3

Repost from here as I think it may be more suited to this exchange.

I'm trying to implement DRUM (Disk Repository with Update Management) as per the IRLBot paper (relevant pages start at 4) but as quick summary it's essentially just an efficient way of batch updating (key, value) pairs against a persistent repository. In the linked paper it's used as the backbone behind the crawler's URLSeen test, RobotsTxt check and DNS cache.

There has helpfully been an implementation in c++ done here, which lays out the architecture in a much more digestable way. For ease of reference, this is the architecture diagram from the c++ implementation:

Architecture of DRUM

The part which I'm struggling to understand is the reasoning behind keeping the (key, value) buckets and auxiliary buckets separate. The article with the c++ implementation states the following:

During merge a key/value bucket is read into a separate buffer and sorted. Its content is synchronized with that of the persistent repository. Checks and updates happen at this moment. Afterwards, the buffer is re-sorted to its original order so that key/value pairs match again the corresponding auxiliary bucket. A dispatching mechanism then forwards the key, value and auxiliary for further processing along with the operation result.
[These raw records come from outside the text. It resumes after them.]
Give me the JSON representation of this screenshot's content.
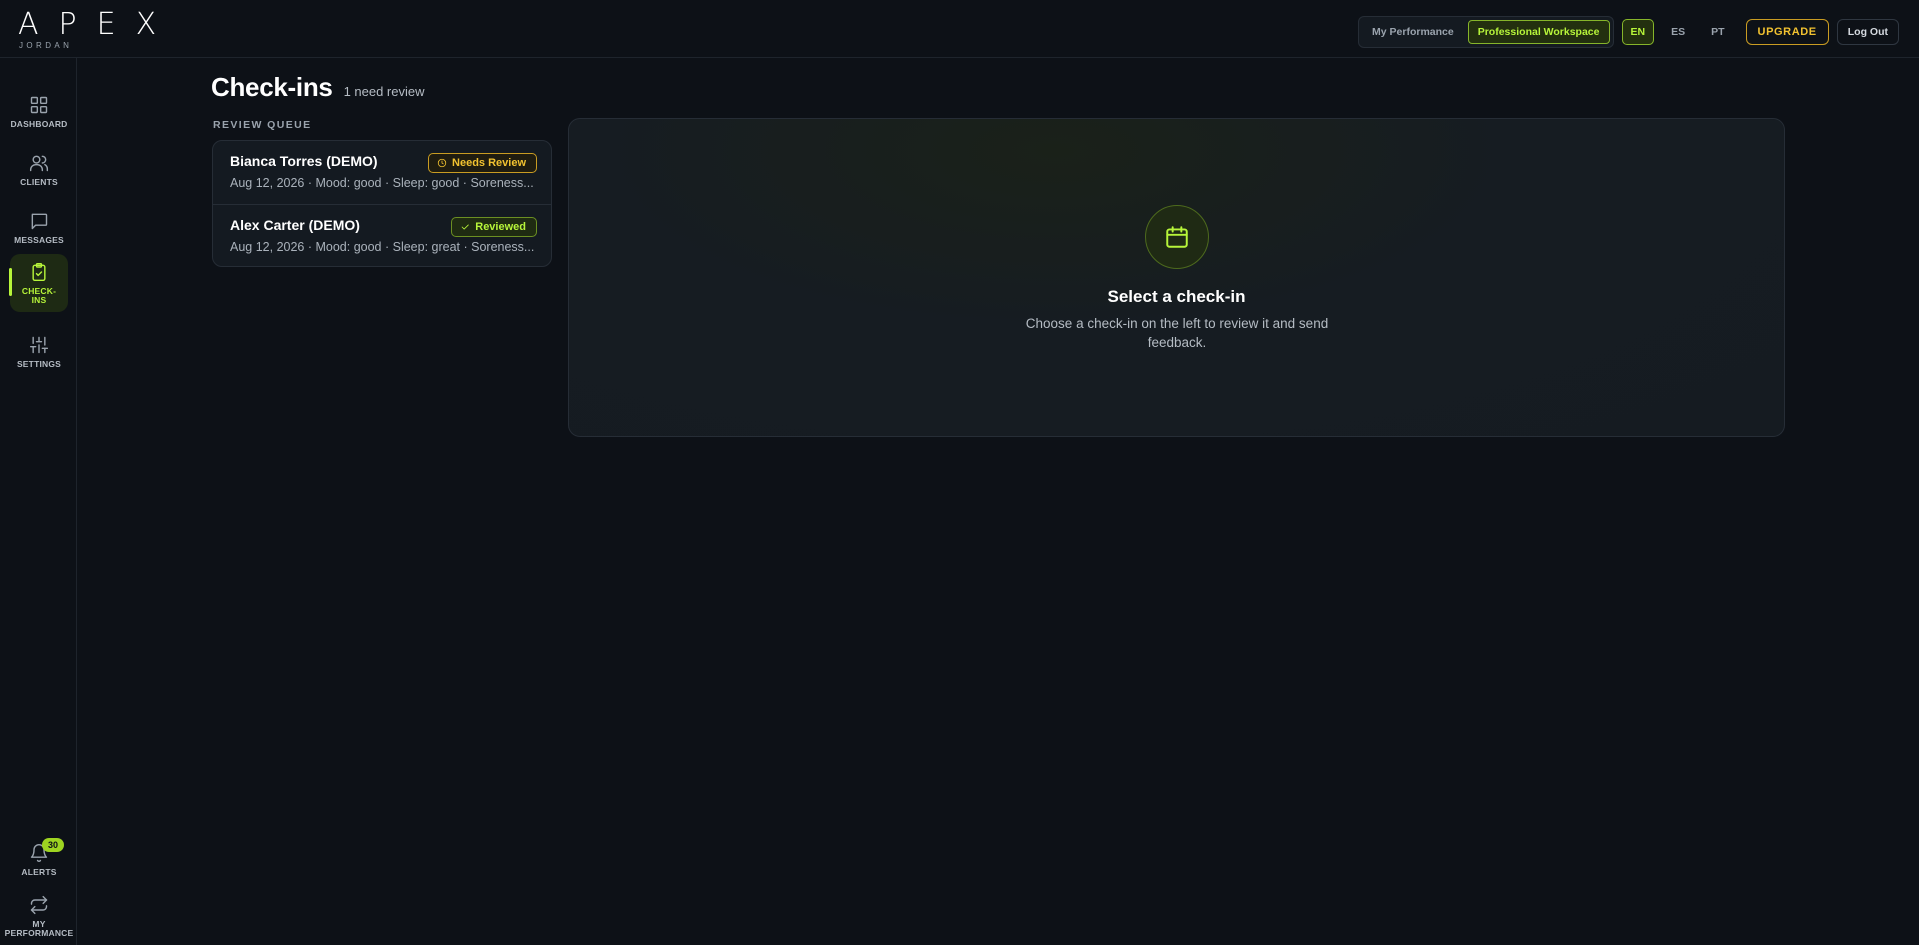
{
  "brand": {
    "logo": "APEX",
    "user": "JORDAN"
  },
  "header": {
    "workspace_toggle": [
      "My Performance",
      "Professional Workspace"
    ],
    "active_workspace": "Professional Workspace",
    "languages": [
      "EN",
      "ES",
      "PT"
    ],
    "active_language": "EN",
    "upgrade_label": "UPGRADE",
    "logout_label": "Log Out"
  },
  "sidebar": {
    "items": [
      {
        "label": "DASHBOARD",
        "icon": "grid-icon"
      },
      {
        "label": "CLIENTS",
        "icon": "users-icon"
      },
      {
        "label": "MESSAGES",
        "icon": "message-icon"
      },
      {
        "label": "CHECK-\nINS",
        "icon": "clipboard-check-icon",
        "active": true
      },
      {
        "label": "SETTINGS",
        "icon": "sliders-icon"
      }
    ],
    "bottom": [
      {
        "label": "ALERTS",
        "icon": "bell-icon",
        "badge": "30"
      },
      {
        "label": "MY\nPERFORMANCE",
        "icon": "switch-icon"
      }
    ]
  },
  "page": {
    "title": "Check-ins",
    "subtitle": "1 need review",
    "queue_label": "REVIEW QUEUE"
  },
  "queue": [
    {
      "name": "Bianca Torres (DEMO)",
      "meta": "Aug 12, 2026 · Mood: good · Sleep: good · Soreness...",
      "status": "Needs Review"
    },
    {
      "name": "Alex Carter (DEMO)",
      "meta": "Aug 12, 2026 · Mood: good · Sleep: great · Soreness...",
      "status": "Reviewed"
    }
  ],
  "detail": {
    "empty_title": "Select a check-in",
    "empty_text": "Choose a check-in on the left to review it and send feedback."
  },
  "colors": {
    "accent": "#b7f53a",
    "warning": "#f2c230",
    "background": "#0d1117",
    "panel": "#141a21"
  }
}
This process repeats for all buckets sequentially.

So, if the order of the (key, value) buckets need to be restored to that of the auxiliary buckets in order to re-link the (key, value) pairs with the auxiliary information, why not just keep the (key, value, aux) values together in singular buckets? What is the reasoning behind keeping them separate and wouldn't it be more efficient to just keep them together (since you no longer need to restore the original unsorted order of the bucket)?

Your Answer

By clicking “Post Your Answer”, you agree to our terms of service, privacy policy and cookie policy

Browse other questions tagged or ask your own question.